vibrant. The remixed stereo soundtrack is focused primarily on the
music, which benefits greatly from the extra sonic field, though the
original mono soundtrack is also included for purists. The sharp optional subtitles were also a huge relief after years of blurry, unwatchable bootleg videotapes. As with Barrel’s
Nekromantik release, the disc is stuffed with a staggering array
of extras (both advertised and hidden), starting with a commentary
track by Buttgereit himself with co-writer Franz Rodenkirchen (also in the film as a dentist); the film maker remains as self-deprecating and
insightful as always.
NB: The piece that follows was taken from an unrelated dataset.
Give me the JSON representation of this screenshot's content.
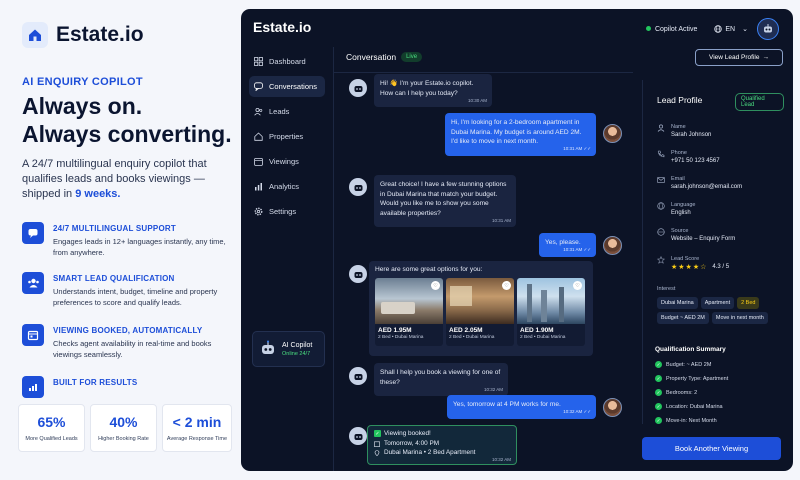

An alternate commentary track by Koerner and
Monika M. proves to be somewhat juicier, including some frank
revelations about the various simulated sexual scenes scattered
throughout the movie.
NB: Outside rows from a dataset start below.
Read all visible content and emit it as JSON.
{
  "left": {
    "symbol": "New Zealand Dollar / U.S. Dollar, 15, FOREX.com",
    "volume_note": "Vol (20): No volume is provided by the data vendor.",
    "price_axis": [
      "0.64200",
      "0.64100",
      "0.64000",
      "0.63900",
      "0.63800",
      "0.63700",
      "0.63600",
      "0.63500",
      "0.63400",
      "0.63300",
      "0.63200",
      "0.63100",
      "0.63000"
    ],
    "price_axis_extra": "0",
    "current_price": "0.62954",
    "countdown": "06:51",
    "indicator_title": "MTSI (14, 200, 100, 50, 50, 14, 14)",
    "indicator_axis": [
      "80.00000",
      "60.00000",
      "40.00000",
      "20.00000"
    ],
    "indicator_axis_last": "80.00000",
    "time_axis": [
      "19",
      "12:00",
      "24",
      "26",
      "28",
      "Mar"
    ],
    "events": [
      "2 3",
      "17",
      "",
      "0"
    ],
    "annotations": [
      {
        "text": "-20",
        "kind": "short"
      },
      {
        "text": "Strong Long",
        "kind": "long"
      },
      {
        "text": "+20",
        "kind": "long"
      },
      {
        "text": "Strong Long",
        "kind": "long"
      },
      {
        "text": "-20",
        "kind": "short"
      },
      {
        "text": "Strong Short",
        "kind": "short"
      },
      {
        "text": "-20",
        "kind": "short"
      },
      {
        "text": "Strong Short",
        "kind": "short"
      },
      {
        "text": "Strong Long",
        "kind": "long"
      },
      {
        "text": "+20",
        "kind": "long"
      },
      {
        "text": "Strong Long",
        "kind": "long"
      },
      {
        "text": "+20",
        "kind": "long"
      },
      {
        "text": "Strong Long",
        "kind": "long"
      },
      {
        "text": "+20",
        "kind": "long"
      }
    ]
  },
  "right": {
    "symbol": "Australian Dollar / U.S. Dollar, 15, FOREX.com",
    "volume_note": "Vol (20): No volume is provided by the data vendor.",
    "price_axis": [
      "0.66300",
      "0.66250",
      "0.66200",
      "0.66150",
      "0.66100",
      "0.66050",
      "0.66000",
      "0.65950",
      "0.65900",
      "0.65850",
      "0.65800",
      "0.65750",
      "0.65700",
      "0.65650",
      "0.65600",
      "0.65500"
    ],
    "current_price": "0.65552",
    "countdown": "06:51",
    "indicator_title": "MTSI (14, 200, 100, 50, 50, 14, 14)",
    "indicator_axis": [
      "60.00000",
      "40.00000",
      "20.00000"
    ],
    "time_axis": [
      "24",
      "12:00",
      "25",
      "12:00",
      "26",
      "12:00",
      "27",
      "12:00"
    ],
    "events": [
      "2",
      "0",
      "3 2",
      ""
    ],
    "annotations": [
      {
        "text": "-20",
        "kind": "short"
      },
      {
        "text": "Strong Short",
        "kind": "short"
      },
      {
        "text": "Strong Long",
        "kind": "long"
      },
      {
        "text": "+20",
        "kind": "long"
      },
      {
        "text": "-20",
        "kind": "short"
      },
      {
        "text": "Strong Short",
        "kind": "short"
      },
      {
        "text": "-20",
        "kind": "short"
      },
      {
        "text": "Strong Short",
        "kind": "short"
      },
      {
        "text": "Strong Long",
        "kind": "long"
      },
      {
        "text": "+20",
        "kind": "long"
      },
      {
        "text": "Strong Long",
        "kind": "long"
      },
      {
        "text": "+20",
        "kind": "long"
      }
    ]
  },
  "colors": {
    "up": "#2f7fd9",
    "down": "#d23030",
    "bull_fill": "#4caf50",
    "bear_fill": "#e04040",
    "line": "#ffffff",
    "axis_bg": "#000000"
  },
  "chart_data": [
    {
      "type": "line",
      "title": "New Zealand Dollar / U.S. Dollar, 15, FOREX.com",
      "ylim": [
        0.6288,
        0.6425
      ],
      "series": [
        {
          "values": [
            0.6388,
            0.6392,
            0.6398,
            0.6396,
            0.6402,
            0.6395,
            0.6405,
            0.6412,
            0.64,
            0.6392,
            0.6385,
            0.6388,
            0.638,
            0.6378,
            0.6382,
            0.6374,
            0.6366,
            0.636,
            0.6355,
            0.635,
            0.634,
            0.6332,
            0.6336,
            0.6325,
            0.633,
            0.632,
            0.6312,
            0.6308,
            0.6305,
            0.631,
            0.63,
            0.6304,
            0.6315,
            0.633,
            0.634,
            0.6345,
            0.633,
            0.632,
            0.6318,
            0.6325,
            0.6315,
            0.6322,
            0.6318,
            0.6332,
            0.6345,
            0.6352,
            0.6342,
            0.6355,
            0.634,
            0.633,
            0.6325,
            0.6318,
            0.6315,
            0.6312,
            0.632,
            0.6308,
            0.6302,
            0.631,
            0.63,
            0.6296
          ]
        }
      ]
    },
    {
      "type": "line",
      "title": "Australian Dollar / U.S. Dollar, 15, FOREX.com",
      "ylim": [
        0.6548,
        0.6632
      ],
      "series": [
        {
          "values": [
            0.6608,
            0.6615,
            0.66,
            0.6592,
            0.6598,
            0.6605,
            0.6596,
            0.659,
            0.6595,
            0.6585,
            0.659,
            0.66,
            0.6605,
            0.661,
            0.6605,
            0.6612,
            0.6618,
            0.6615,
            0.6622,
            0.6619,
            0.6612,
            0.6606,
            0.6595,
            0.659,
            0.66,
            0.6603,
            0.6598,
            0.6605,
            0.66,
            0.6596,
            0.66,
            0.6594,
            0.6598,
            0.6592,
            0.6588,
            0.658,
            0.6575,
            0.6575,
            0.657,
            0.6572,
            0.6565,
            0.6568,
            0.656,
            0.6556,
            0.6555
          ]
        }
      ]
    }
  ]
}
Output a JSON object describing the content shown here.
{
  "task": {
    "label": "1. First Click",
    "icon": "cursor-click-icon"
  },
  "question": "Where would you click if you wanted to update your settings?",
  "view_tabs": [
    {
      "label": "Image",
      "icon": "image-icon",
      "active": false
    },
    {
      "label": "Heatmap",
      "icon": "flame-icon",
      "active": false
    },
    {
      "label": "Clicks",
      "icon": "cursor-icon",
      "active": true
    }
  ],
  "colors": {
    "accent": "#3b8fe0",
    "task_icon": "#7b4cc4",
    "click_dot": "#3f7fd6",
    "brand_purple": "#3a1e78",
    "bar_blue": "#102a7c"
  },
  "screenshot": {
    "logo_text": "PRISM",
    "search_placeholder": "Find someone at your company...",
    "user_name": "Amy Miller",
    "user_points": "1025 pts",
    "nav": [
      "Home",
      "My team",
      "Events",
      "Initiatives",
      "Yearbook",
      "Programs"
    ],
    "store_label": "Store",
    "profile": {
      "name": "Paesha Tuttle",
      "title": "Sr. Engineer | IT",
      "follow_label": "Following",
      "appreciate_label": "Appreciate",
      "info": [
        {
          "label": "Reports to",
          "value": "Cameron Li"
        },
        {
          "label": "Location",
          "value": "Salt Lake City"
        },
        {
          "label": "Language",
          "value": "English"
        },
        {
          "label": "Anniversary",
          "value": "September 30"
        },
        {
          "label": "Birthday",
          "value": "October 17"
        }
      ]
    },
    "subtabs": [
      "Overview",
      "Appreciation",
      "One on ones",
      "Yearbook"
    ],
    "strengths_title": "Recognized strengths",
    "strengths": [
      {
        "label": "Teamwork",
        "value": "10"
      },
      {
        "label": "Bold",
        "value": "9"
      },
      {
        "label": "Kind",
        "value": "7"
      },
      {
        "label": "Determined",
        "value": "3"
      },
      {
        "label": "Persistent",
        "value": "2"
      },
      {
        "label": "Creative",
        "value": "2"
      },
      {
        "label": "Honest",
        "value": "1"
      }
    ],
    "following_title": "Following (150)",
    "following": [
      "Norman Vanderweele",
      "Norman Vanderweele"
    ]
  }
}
Other extras both big and small: "The Making of Schramm," a frank 35-minute documentary built around Koerner interview footage (including a memorable bit about his director's stomach issues) and exhibitionistic behind-the-scenes footage; a Buttgereit music video clip for the group Mutter entitled "Die Neue Zeit;" a huge number of candid shots from the film's shooting; trailers for Schramm, Nekromantik (two versions), Der Todesking, and Nekromantik 2; two subtitled short films, "Mein Papi" and "Captain Berlin," which show off the director's emotional and goofy sides, respectively; and an Easter egg feature which leads to a banned four minute profile of Buttgereit prepared for Britain's Channel Four but never aired.
Of course, Cult Epics' laudable efforts to bring Buttgereit's work back into circulation had to include this film, and their separate Blu-ray and DVD editions released a decade later are a solid upgrade. The new HD transfer from the 16mm negative looks excellent with no attempts made to tone down the original grain. Colors look excellent and accurate, and thankfully the label's recent move to including lossless audio continues here with a powerful DTS-HD MA 5.1 mix that mostly uses the music as extra ambience in the rear channels. It sounds great, though a more traditional Dolby Digital 2.0 stereo track is also included if you want it to sound like the old DVD. Both commentaries are ported over along with the substantial extras: "The Making of Schramm" (whose English subtitles occasionally turn the word "but" into "dut" for some reason), "Mein Papi," and the trailer for this and the other Buttgereit films. The early 22-minute short "Horror Heaven" (with Buttgereit himself hosting a mish mash of monster homages ranging from Godzilla to Frankenstein) turns up here for the first time since Barrel's Nekromantik DVD, this time with optional director commentary to boot. New here is the 8-minute 1982 short "Blutgie Exzesse Im Furherbunker," a really crazed 8mm goof with Adolph Hitler (or at least someone in a very unconvincing rubber mask of him) creating a pair of Frankenstein-style creatures (one played by Buttgereit) to help the Third Reich, only to have the tables turned in a very gory fashion. An option to play the entire 54-minute soundtrack is also included. If you haven't bitten the bullet for the previous Buttgereit releases from Cult Epics, there's also a Blu-ray set entitled Sex Murder Art containing all four films along with a very welcome exclusive bonus: two CDs containing the soundtracks for all four Buttgereit features, which otherwise go for incredibly stupid amounts of money online. (Yes, it includes the full, extended version of the first Nekromantik soundtrack compared to the truncated version on the Barrel bonus CD years ago.)
Updated review on April 9, 2016